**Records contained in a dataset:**

***

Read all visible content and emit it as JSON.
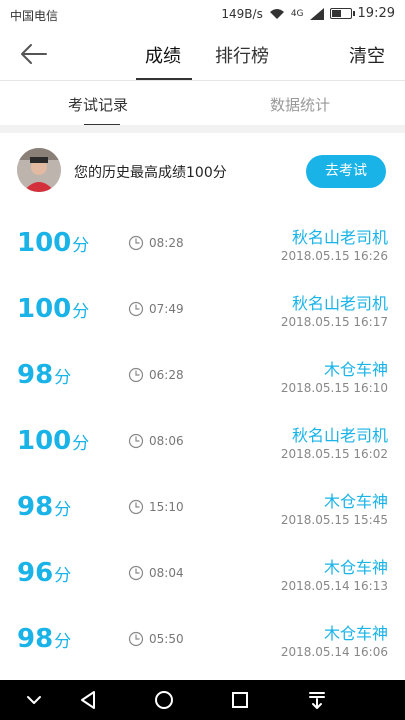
{
  "status_bar": {
    "carrier": "中国电信",
    "speed": "149B/s",
    "network_small": "4G",
    "time": "19:29"
  },
  "header": {
    "tabs": [
      {
        "label": "成绩",
        "active": true
      },
      {
        "label": "排行榜",
        "active": false
      }
    ],
    "clear_label": "清空"
  },
  "sub_tabs": [
    {
      "label": "考试记录",
      "active": true
    },
    {
      "label": "数据统计",
      "active": false
    }
  ],
  "best": {
    "text": "您的历史最高成绩100分",
    "exam_button": "去考试"
  },
  "records": [
    {
      "score": "100",
      "unit": "分",
      "duration": "08:28",
      "name": "秋名山老司机",
      "datetime": "2018.05.15  16:26"
    },
    {
      "score": "100",
      "unit": "分",
      "duration": "07:49",
      "name": "秋名山老司机",
      "datetime": "2018.05.15  16:17"
    },
    {
      "score": "98",
      "unit": "分",
      "duration": "06:28",
      "name": "木仓车神",
      "datetime": "2018.05.15  16:10"
    },
    {
      "score": "100",
      "unit": "分",
      "duration": "08:06",
      "name": "秋名山老司机",
      "datetime": "2018.05.15  16:02"
    },
    {
      "score": "98",
      "unit": "分",
      "duration": "15:10",
      "name": "木仓车神",
      "datetime": "2018.05.15  15:45"
    },
    {
      "score": "96",
      "unit": "分",
      "duration": "08:04",
      "name": "木仓车神",
      "datetime": "2018.05.14  16:13"
    },
    {
      "score": "98",
      "unit": "分",
      "duration": "05:50",
      "name": "木仓车神",
      "datetime": "2018.05.14  16:06"
    }
  ],
  "colors": {
    "accent": "#1ab3e8",
    "navbar": "#000000"
  }
}
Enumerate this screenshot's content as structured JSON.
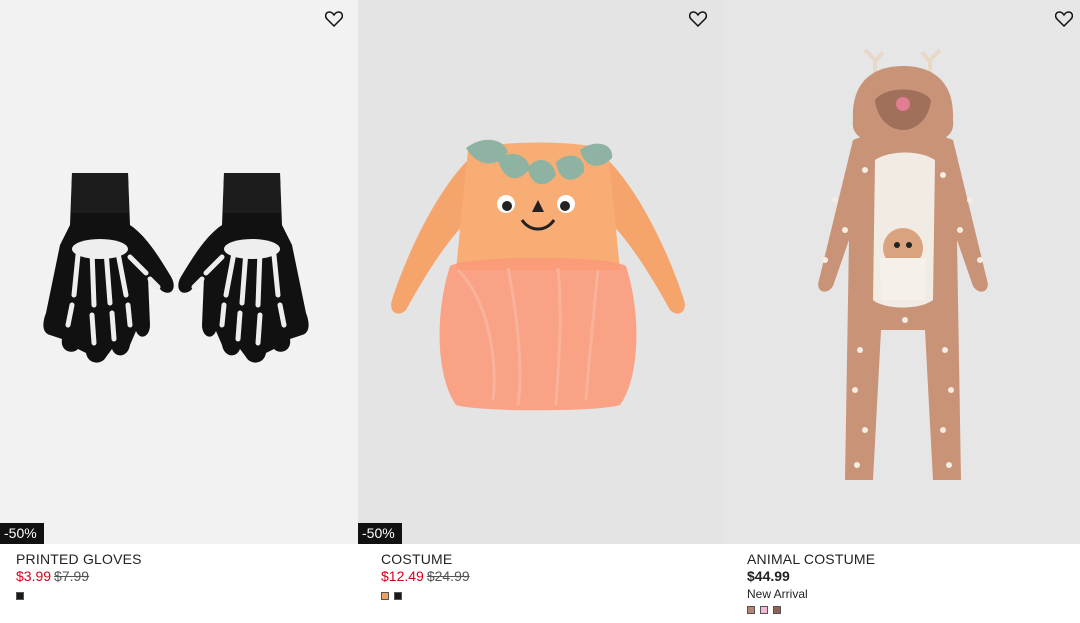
{
  "products": [
    {
      "name": "PRINTED GLOVES",
      "badge": "-50%",
      "sale_price": "$3.99",
      "original_price": "$7.99",
      "swatches": [
        "#1a1a1a"
      ]
    },
    {
      "name": "COSTUME",
      "badge": "-50%",
      "sale_price": "$12.49",
      "original_price": "$24.99",
      "swatches": [
        "#f0a060",
        "#1a1a1a"
      ]
    },
    {
      "name": "ANIMAL COSTUME",
      "price": "$44.99",
      "note": "New Arrival",
      "swatches": [
        "#b08670",
        "#f4b9d6",
        "#8a6354"
      ]
    }
  ],
  "colors": {
    "sale_red": "#d6001c",
    "badge_bg": "#111111"
  }
}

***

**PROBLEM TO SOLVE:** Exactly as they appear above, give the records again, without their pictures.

**WRITTEN SOLUTION:**
Read all visible content and emit it as JSON.
{
  "status_bar": {
    "carrier": "中国电信",
    "speed": "149B/s",
    "network_small": "4G",
    "time": "19:29"
  },
  "header": {
    "tabs": [
      {
        "label": "成绩",
        "active": true
      },
      {
        "label": "排行榜",
        "active": false
      }
    ],
    "clear_label": "清空"
  },
  "sub_tabs": [
    {
      "label": "考试记录",
      "active": true
    },
    {
      "label": "数据统计",
      "active": false
    }
  ],
  "best": {
    "text": "您的历史最高成绩100分",
    "exam_button": "去考试"
  },
  "records": [
    {
      "score": "100",
      "unit": "分",
      "duration": "08:28",
      "name": "秋名山老司机",
      "datetime": "2018.05.15  16:26"
    },
    {
      "score": "100",
      "unit": "分",
      "duration": "07:49",
      "name": "秋名山老司机",
      "datetime": "2018.05.15  16:17"
    },
    {
      "score": "98",
      "unit": "分",
      "duration": "06:28",
      "name": "木仓车神",
      "datetime": "2018.05.15  16:10"
    },
    {
      "score": "100",
      "unit": "分",
      "duration": "08:06",
      "name": "秋名山老司机",
      "datetime": "2018.05.15  16:02"
    },
    {
      "score": "98",
      "unit": "分",
      "duration": "15:10",
      "name": "木仓车神",
      "datetime": "2018.05.15  15:45"
    },
    {
      "score": "96",
      "unit": "分",
      "duration": "08:04",
      "name": "木仓车神",
      "datetime": "2018.05.14  16:13"
    },
    {
      "score": "98",
      "unit": "分",
      "duration": "05:50",
      "name": "木仓车神",
      "datetime": "2018.05.14  16:06"
    }
  ],
  "colors": {
    "accent": "#1ab3e8",
    "navbar": "#000000"
  }
}
Enumerate this screenshot's content as structured JSON.
{
  "products": [
    {
      "name": "PRINTED GLOVES",
      "badge": "-50%",
      "sale_price": "$3.99",
      "original_price": "$7.99",
      "swatches": [
        "#1a1a1a"
      ]
    },
    {
      "name": "COSTUME",
      "badge": "-50%",
      "sale_price": "$12.49",
      "original_price": "$24.99",
      "swatches": [
        "#f0a060",
        "#1a1a1a"
      ]
    },
    {
      "name": "ANIMAL COSTUME",
      "price": "$44.99",
      "note": "New Arrival",
      "swatches": [
        "#b08670",
        "#f4b9d6",
        "#8a6354"
      ]
    }
  ],
  "colors": {
    "sale_red": "#d6001c",
    "badge_bg": "#111111"
  }
}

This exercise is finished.